### [EXERCISE DETAILS]
Please count the lines of the data that contain "Francisco" and state only the total.

Items from a data source:
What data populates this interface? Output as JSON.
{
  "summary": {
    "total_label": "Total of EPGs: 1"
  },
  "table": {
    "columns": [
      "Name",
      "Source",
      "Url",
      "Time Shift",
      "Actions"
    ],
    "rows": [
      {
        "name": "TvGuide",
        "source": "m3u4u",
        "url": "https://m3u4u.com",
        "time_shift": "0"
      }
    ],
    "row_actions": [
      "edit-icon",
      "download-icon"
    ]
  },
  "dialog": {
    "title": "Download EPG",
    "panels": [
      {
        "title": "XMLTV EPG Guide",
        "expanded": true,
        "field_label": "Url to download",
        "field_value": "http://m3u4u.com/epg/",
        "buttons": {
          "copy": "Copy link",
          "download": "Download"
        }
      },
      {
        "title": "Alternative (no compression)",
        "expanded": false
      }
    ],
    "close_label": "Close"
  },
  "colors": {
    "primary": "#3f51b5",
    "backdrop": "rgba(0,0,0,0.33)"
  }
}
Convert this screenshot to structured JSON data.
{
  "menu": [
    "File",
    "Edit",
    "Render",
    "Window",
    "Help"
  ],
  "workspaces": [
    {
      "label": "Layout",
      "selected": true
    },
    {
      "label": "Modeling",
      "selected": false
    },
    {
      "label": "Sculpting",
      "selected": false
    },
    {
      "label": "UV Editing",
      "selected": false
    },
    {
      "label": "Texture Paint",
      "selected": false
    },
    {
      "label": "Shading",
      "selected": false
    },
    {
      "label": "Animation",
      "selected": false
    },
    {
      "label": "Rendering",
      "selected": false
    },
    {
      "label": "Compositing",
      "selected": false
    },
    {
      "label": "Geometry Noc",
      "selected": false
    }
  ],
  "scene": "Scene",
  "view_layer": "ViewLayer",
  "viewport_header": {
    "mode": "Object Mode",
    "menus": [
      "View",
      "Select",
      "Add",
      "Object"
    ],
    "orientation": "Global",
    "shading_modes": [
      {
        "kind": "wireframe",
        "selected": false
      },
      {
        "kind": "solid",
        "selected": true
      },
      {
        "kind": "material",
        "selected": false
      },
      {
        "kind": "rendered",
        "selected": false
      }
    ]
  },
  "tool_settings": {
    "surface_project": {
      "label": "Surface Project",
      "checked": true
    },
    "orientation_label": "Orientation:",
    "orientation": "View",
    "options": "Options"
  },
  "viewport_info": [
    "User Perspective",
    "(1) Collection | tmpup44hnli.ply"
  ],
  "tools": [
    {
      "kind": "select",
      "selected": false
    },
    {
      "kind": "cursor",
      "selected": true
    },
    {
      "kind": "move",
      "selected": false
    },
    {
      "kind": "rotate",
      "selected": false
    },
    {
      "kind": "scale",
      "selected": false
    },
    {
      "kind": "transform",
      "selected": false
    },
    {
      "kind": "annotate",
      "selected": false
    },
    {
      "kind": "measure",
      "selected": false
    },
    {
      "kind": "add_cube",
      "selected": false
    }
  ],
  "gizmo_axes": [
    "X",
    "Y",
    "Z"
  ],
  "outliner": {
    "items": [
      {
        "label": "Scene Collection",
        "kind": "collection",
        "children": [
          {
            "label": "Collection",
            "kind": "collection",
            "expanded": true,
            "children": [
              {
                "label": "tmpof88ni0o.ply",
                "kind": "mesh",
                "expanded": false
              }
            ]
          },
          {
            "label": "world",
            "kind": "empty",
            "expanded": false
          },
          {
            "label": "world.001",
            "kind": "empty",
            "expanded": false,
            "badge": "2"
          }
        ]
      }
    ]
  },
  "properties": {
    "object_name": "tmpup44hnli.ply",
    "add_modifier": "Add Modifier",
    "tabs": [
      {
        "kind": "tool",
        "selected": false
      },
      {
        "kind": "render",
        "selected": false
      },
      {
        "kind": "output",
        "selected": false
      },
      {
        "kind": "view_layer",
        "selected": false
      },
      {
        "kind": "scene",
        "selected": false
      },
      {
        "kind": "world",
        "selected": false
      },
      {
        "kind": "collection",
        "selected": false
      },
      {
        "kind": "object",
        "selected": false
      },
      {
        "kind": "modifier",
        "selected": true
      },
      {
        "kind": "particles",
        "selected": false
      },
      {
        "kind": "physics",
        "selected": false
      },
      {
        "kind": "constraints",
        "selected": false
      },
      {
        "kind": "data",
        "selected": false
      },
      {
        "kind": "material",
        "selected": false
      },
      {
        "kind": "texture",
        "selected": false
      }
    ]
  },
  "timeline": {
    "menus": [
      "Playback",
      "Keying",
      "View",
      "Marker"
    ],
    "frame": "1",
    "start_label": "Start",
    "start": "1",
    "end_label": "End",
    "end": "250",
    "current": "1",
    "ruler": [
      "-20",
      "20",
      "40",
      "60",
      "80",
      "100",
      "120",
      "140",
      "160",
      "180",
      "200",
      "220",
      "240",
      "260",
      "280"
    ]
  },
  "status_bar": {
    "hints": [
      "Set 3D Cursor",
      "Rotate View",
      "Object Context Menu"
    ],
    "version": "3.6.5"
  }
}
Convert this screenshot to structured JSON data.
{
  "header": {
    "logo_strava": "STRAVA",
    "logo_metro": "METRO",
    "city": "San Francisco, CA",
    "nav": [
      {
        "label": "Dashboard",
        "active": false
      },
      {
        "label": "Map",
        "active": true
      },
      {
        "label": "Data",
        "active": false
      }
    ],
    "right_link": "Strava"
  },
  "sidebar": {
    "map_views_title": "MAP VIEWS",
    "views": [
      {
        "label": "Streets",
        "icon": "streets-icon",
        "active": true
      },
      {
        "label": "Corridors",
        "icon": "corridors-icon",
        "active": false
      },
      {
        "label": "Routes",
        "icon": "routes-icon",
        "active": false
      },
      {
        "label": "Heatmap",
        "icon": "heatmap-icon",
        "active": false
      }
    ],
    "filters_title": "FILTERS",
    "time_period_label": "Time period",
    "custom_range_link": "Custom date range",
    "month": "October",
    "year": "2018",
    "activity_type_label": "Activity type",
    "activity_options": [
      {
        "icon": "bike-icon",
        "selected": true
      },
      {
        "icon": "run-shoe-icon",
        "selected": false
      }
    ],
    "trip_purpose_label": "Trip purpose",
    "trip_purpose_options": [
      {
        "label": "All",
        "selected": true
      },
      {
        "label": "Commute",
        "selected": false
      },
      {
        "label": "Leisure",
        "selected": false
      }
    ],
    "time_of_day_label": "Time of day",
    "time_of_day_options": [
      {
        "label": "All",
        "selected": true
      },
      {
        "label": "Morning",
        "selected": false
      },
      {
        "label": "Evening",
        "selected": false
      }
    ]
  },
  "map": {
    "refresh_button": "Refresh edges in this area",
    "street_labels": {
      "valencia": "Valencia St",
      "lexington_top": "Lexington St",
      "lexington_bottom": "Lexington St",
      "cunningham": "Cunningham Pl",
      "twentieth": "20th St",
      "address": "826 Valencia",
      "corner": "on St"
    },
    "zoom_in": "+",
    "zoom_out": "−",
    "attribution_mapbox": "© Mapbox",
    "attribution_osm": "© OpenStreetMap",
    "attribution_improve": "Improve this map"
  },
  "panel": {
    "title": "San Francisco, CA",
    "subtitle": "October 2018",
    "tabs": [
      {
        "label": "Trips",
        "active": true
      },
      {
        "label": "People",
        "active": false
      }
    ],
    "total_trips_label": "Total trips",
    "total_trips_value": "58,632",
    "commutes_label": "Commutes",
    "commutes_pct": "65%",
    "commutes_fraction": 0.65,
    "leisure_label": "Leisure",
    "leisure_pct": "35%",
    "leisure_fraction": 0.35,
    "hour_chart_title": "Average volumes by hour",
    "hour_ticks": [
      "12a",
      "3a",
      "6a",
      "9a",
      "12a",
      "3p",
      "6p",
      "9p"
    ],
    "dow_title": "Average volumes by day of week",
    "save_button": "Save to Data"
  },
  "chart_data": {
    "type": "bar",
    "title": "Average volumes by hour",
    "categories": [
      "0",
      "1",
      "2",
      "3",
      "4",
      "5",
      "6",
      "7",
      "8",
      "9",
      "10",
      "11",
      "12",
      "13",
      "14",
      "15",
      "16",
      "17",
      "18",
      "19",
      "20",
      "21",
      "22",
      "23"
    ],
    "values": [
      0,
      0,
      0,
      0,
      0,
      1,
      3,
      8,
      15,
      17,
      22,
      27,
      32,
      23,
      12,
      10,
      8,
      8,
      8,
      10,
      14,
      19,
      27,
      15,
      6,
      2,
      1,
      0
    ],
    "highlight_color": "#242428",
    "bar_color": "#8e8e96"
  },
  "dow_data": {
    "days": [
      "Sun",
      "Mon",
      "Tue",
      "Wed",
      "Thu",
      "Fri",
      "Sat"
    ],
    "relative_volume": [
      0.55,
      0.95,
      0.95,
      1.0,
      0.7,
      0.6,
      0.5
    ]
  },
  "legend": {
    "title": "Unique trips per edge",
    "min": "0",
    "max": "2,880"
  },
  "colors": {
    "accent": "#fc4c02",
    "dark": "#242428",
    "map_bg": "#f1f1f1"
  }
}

### [RESPONSE AREA]
2